From its very name, American-owned SG Sustainable Oils Cameroon, Ltd. (SGSOC) presents a pro-environment, pro-resources image. This is supported by an impressive-sounding partnership with an NGO by the name of All for Africa and as a package typifies the kind of convoluted modern-day foreign investment going on in Africa. It is sadly all too familiar to communities on the ground. They are unimpressed with promises of infrastructure and jobs, and angry about their loss of land and livelihoods. See more at -

Yet on the ground, the deal seemed troubled from day one. A number of government officials told us that Herakles had avoided the standard legal procedures for agricultural land acquisition. That process should have involved several officials and ministries, including the Ministry of Agriculture and Rural Development.
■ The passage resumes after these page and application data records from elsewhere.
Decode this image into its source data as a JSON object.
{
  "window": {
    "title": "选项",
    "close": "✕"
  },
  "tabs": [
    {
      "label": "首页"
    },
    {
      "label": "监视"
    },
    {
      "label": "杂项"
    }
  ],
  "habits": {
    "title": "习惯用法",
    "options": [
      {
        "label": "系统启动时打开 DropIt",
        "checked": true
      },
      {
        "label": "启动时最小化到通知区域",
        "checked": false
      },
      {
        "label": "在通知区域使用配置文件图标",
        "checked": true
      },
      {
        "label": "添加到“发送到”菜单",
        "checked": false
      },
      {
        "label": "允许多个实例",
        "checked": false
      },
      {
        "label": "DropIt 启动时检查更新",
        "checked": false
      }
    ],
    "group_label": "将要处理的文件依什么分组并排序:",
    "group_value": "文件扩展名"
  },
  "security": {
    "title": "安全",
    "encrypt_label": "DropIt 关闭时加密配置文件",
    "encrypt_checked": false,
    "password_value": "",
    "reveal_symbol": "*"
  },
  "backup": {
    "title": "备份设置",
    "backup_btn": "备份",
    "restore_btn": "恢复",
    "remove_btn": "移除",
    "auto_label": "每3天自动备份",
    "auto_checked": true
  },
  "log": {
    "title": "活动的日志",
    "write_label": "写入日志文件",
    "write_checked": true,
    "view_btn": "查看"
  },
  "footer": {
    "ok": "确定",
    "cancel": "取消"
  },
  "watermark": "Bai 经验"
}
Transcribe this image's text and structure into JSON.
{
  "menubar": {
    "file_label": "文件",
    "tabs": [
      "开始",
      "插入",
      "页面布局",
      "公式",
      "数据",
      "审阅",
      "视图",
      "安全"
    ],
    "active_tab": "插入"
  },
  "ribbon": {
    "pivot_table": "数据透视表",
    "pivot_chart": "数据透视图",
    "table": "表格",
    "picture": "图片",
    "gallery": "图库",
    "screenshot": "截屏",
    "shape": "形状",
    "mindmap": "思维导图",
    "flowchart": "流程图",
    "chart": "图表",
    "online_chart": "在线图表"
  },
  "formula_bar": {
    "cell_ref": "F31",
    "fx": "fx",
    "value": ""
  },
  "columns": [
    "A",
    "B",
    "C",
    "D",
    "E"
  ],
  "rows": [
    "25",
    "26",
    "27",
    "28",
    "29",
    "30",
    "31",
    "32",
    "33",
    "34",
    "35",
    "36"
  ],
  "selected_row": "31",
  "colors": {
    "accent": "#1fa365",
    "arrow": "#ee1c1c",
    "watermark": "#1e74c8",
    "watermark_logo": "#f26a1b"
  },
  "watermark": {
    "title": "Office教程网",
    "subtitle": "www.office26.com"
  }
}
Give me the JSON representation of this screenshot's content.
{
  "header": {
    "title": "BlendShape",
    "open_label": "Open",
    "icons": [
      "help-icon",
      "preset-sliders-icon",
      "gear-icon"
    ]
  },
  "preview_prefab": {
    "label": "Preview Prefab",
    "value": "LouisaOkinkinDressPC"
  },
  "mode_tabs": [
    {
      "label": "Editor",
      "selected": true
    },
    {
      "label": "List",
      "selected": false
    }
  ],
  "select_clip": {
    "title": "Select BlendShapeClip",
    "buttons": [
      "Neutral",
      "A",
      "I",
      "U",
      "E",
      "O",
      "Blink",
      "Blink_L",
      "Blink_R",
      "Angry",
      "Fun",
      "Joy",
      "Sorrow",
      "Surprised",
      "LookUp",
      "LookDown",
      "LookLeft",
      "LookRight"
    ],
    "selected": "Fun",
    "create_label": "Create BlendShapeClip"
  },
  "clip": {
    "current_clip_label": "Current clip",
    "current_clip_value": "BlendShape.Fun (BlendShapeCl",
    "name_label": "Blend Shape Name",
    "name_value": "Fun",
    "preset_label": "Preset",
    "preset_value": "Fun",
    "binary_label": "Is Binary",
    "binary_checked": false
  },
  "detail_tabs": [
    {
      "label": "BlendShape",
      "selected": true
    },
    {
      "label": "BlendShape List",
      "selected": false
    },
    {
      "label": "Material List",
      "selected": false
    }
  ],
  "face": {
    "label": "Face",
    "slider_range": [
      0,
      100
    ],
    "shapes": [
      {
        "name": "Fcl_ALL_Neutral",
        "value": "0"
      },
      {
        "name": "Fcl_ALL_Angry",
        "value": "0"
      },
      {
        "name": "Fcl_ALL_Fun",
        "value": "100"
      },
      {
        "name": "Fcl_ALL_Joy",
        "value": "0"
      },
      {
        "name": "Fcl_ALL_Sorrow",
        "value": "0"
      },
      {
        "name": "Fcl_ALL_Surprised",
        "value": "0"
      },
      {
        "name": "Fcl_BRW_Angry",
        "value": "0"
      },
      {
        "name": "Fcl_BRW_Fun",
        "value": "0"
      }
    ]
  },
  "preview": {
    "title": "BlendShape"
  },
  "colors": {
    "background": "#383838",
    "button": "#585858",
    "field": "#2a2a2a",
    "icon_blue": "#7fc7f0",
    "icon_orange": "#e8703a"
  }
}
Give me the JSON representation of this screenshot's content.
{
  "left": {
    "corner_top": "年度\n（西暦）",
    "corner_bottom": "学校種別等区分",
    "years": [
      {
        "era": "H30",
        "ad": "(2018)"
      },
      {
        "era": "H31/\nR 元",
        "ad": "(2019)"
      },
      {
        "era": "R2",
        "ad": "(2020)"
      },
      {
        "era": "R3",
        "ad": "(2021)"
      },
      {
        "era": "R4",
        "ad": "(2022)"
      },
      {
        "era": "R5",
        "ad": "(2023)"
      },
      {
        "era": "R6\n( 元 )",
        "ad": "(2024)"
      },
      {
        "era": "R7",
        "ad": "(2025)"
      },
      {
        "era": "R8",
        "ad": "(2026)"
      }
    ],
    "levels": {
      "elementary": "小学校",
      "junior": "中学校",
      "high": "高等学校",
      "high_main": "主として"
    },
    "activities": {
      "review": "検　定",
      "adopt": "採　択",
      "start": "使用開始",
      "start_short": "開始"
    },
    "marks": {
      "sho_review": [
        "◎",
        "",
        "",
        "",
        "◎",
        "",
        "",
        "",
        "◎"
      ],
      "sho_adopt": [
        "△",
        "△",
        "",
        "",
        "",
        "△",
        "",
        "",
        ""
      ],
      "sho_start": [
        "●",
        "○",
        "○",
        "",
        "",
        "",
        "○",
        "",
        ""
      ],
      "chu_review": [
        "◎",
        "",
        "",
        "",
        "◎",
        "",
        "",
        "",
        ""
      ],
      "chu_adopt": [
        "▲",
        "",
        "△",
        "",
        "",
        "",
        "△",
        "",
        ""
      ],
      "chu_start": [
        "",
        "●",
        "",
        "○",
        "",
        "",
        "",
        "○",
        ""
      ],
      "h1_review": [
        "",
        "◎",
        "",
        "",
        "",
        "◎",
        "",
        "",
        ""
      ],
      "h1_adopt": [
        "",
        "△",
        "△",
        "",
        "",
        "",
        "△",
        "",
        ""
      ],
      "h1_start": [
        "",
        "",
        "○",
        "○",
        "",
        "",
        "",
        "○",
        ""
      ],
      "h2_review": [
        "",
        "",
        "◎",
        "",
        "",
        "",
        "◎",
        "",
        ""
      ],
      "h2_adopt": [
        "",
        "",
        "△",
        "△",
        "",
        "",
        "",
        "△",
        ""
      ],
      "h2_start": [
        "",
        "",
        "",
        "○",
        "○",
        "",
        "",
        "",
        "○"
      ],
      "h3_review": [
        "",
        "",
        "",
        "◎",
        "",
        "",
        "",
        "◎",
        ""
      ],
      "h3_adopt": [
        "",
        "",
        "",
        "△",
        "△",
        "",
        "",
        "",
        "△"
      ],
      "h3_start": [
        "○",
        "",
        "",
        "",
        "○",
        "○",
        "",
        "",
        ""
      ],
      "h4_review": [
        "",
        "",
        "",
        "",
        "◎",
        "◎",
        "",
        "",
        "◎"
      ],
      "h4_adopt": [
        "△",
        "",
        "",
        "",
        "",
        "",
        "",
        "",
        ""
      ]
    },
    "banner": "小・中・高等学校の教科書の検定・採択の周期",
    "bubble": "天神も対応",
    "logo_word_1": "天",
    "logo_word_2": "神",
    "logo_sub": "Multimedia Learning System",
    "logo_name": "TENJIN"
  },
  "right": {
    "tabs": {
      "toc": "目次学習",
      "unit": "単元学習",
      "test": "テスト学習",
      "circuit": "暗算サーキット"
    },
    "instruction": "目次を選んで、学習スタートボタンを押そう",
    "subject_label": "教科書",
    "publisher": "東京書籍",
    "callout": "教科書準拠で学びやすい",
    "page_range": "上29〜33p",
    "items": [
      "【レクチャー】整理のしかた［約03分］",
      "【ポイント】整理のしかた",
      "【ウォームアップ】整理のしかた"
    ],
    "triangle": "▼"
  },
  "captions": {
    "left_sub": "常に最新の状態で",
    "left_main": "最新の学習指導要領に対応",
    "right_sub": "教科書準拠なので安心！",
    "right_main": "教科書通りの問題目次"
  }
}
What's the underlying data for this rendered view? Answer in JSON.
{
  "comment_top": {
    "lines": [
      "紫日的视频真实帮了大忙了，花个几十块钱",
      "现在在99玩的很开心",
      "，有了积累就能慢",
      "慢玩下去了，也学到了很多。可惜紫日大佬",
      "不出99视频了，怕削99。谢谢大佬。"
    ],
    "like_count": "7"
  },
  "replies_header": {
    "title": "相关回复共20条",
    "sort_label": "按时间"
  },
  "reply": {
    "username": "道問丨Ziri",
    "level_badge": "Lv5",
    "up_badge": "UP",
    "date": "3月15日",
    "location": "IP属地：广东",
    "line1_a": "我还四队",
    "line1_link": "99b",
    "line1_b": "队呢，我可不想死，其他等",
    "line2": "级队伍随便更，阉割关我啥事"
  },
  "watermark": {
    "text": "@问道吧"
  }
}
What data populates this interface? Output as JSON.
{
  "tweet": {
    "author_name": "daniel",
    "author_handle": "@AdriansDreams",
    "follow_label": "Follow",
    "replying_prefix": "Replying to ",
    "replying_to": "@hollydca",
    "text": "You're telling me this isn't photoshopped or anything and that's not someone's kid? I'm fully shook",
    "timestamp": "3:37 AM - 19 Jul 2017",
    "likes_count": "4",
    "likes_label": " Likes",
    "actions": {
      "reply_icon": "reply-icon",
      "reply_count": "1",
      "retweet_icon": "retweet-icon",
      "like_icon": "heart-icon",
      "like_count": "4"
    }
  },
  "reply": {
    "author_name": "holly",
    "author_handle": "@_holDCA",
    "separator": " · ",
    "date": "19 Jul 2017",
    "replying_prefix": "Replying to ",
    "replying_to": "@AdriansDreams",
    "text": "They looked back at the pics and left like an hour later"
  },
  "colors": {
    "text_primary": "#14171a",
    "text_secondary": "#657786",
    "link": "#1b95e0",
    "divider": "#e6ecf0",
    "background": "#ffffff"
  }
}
Motaze leased out 73000 ha of land for $1/ha/year for 99 years. Moreover, Motaze exempted Herakles from taxes and duties and granted the company rights to water, sand, gravel and any potential carbon credits. Now how much did he gets from the deal? This how corrupt officials give away our country to westerners. It wasn’t in his backyardso what the heck? - See more at:

Herakles Farms (SGSOC) did open around 340ha which is far above the 60ha tolerated by the law before their presidential land lease decree has was signed in November 2013, in Nguti Sub-Division, Herakles Farms (SGSOC) was opening the 2500 ha plantation block negotiated with Talangaye, Ekita, Ebanga and Manyemen. About 600ha of this first block already did fall outside Herakles Farms (SGSOC) proposed concession.

Herakles Farms (SGSOC) was also negotiating huge amount of land completely outside their planned concession. Herakles Farms (SGSOC) has negotiated and signed MoUs for 3'147ha of land with Manyemen and Ebanga villages before a land size reduction.

Betock village and other neighbouring villages refused to enter into any negotiation with Herakles Farms (SGSOC) the way Herakles Farms (SGSOC) was operating in the area, the negotiations was done with lot of intimidation, deceitful promises and bribery, targeting the chiefs and some few influential decision members of the communities. The negotiations were not transparent and did differed from one village to another, communities were convinced to concede as much land as possible without taking into account their own future development needs. Herakles Farms (SGSOC) negotiation methods are clearly not respecting “Free Prior and Informed Consent” process (FPIC) principles. “FPIC implies that communities have the right to decide whether they will agree to the project or not once they have a full and accurate understanding of the implications of the project on them and their customary land”. Communities should have been informed on what is a large scale plantation, on the positive and negative impacts of Herakles Farms (SGSOC) project in the short, medium and long term. Communities should have being also been made aware of other development models and on the contribution of the forest to their livelihood. 

Operating illegally in Cameroon for more than three years Herakles farms (SGSOC) was granted a land lease by three different Presidential decrees in Nov. 2013, the land size reduced from 69,700 hectares to approximately 20,000 hectares of land. Serious evidence of illegal timber exploitation has being reported and the potential profits from harvesting the Timber logs may be the main reason behind continually of the project. No maps are publicly available for the Herakles farms (SGSOC) land concession.

The Decrees are available at:

Following the Forestry Ministry’s suspension of felling operations in April 2013 and the lifting of the suspension in May 2013, one has the impression that the procedure of allocating land rights to this company has accelerated, and that the US Company was trying to conform to legal requirements, or at least appear to. Read more from……………………

Email -

This website was created for free with Would you also like to have your own website?
Sign up for free